▸ **Data records**:
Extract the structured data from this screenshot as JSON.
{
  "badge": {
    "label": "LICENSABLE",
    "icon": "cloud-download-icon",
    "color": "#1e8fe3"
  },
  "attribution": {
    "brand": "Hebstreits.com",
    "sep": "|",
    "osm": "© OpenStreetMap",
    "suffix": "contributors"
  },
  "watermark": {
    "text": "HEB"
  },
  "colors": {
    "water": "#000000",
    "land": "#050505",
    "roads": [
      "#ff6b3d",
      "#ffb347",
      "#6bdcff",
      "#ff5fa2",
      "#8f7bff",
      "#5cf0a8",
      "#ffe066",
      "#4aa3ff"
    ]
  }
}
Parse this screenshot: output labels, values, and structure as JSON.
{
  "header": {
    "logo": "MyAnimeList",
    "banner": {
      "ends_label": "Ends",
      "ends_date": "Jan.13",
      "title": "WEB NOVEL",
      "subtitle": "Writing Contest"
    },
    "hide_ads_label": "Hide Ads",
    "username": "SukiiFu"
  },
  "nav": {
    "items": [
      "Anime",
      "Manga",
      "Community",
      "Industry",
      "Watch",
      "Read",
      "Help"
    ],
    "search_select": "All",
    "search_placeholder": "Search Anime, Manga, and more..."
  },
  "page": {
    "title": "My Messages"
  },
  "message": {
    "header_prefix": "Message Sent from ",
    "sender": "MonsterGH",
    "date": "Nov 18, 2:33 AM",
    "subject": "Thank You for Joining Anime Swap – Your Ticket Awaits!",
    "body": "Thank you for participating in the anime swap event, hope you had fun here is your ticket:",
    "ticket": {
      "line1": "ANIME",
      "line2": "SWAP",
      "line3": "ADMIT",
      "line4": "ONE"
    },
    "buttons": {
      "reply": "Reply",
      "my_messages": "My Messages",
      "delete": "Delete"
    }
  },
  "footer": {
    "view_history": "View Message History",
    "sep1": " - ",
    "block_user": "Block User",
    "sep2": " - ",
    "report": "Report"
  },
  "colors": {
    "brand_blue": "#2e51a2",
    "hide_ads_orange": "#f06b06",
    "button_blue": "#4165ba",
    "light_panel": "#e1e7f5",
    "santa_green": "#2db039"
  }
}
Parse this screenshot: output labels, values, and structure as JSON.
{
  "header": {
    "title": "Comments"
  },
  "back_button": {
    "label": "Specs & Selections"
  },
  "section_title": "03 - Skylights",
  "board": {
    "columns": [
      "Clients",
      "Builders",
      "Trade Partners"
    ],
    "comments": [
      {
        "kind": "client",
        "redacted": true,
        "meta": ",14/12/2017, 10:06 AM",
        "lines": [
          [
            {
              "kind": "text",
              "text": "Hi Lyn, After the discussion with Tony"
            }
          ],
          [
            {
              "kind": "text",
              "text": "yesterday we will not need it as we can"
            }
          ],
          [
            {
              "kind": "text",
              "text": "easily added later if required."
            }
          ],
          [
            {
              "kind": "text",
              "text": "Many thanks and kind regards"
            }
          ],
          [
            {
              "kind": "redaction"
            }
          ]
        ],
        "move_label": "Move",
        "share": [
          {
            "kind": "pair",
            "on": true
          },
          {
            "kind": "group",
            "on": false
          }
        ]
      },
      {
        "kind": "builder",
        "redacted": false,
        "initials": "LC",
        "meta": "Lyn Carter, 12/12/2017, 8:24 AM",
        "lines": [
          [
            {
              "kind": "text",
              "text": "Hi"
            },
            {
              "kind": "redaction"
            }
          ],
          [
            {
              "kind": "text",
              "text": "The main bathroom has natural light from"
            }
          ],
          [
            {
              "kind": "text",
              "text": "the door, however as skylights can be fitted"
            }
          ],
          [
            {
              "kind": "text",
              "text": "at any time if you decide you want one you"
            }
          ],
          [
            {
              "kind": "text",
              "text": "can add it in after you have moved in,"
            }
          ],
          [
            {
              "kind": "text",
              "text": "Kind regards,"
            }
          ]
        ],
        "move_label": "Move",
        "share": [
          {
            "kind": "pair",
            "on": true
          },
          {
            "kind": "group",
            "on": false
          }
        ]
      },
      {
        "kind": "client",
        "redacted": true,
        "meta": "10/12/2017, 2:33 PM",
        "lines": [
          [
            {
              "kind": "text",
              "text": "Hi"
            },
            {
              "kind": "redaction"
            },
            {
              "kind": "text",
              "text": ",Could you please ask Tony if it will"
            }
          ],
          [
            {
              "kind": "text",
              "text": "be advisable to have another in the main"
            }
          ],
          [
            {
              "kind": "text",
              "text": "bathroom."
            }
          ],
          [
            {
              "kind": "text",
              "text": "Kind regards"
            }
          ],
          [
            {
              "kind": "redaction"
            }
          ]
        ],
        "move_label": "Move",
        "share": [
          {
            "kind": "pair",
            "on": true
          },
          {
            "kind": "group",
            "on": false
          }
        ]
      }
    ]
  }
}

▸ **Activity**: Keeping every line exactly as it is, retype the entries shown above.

▸ **Exercise result**:
Extract the structured data from this screenshot as JSON.
{
  "badge": {
    "label": "LICENSABLE",
    "icon": "cloud-download-icon",
    "color": "#1e8fe3"
  },
  "attribution": {
    "brand": "Hebstreits.com",
    "sep": "|",
    "osm": "© OpenStreetMap",
    "suffix": "contributors"
  },
  "watermark": {
    "text": "HEB"
  },
  "colors": {
    "water": "#000000",
    "land": "#050505",
    "roads": [
      "#ff6b3d",
      "#ffb347",
      "#6bdcff",
      "#ff5fa2",
      "#8f7bff",
      "#5cf0a8",
      "#ffe066",
      "#4aa3ff"
    ]
  }
}
Parse this screenshot: output labels, values, and structure as JSON.
{
  "header": {
    "logo": "MyAnimeList",
    "banner": {
      "ends_label": "Ends",
      "ends_date": "Jan.13",
      "title": "WEB NOVEL",
      "subtitle": "Writing Contest"
    },
    "hide_ads_label": "Hide Ads",
    "username": "SukiiFu"
  },
  "nav": {
    "items": [
      "Anime",
      "Manga",
      "Community",
      "Industry",
      "Watch",
      "Read",
      "Help"
    ],
    "search_select": "All",
    "search_placeholder": "Search Anime, Manga, and more..."
  },
  "page": {
    "title": "My Messages"
  },
  "message": {
    "header_prefix": "Message Sent from ",
    "sender": "MonsterGH",
    "date": "Nov 18, 2:33 AM",
    "subject": "Thank You for Joining Anime Swap – Your Ticket Awaits!",
    "body": "Thank you for participating in the anime swap event, hope you had fun here is your ticket:",
    "ticket": {
      "line1": "ANIME",
      "line2": "SWAP",
      "line3": "ADMIT",
      "line4": "ONE"
    },
    "buttons": {
      "reply": "Reply",
      "my_messages": "My Messages",
      "delete": "Delete"
    }
  },
  "footer": {
    "view_history": "View Message History",
    "sep1": " - ",
    "block_user": "Block User",
    "sep2": " - ",
    "report": "Report"
  },
  "colors": {
    "brand_blue": "#2e51a2",
    "hide_ads_orange": "#f06b06",
    "button_blue": "#4165ba",
    "light_panel": "#e1e7f5",
    "santa_green": "#2db039"
  }
}
Parse this screenshot: output labels, values, and structure as JSON.
{
  "header": {
    "title": "Comments"
  },
  "back_button": {
    "label": "Specs & Selections"
  },
  "section_title": "03 - Skylights",
  "board": {
    "columns": [
      "Clients",
      "Builders",
      "Trade Partners"
    ],
    "comments": [
      {
        "kind": "client",
        "redacted": true,
        "meta": ",14/12/2017, 10:06 AM",
        "lines": [
          [
            {
              "kind": "text",
              "text": "Hi Lyn, After the discussion with Tony"
            }
          ],
          [
            {
              "kind": "text",
              "text": "yesterday we will not need it as we can"
            }
          ],
          [
            {
              "kind": "text",
              "text": "easily added later if required."
            }
          ],
          [
            {
              "kind": "text",
              "text": "Many thanks and kind regards"
            }
          ],
          [
            {
              "kind": "redaction"
            }
          ]
        ],
        "move_label": "Move",
        "share": [
          {
            "kind": "pair",
            "on": true
          },
          {
            "kind": "group",
            "on": false
          }
        ]
      },
      {
        "kind": "builder",
        "redacted": false,
        "initials": "LC",
        "meta": "Lyn Carter, 12/12/2017, 8:24 AM",
        "lines": [
          [
            {
              "kind": "text",
              "text": "Hi"
            },
            {
              "kind": "redaction"
            }
          ],
          [
            {
              "kind": "text",
              "text": "The main bathroom has natural light from"
            }
          ],
          [
            {
              "kind": "text",
              "text": "the door, however as skylights can be fitted"
            }
          ],
          [
            {
              "kind": "text",
              "text": "at any time if you decide you want one you"
            }
          ],
          [
            {
              "kind": "text",
              "text": "can add it in after you have moved in,"
            }
          ],
          [
            {
              "kind": "text",
              "text": "Kind regards,"
            }
          ]
        ],
        "move_label": "Move",
        "share": [
          {
            "kind": "pair",
            "on": true
          },
          {
            "kind": "group",
            "on": false
          }
        ]
      },
      {
        "kind": "client",
        "redacted": true,
        "meta": "10/12/2017, 2:33 PM",
        "lines": [
          [
            {
              "kind": "text",
              "text": "Hi"
            },
            {
              "kind": "redaction"
            },
            {
              "kind": "text",
              "text": ",Could you please ask Tony if it will"
            }
          ],
          [
            {
              "kind": "text",
              "text": "be advisable to have another in the main"
            }
          ],
          [
            {
              "kind": "text",
              "text": "bathroom."
            }
          ],
          [
            {
              "kind": "text",
              "text": "Kind regards"
            }
          ],
          [
            {
              "kind": "redaction"
            }
          ]
        ],
        "move_label": "Move",
        "share": [
          {
            "kind": "pair",
            "on": true
          },
          {
            "kind": "group",
            "on": false
          }
        ]
      }
    ]
  }
}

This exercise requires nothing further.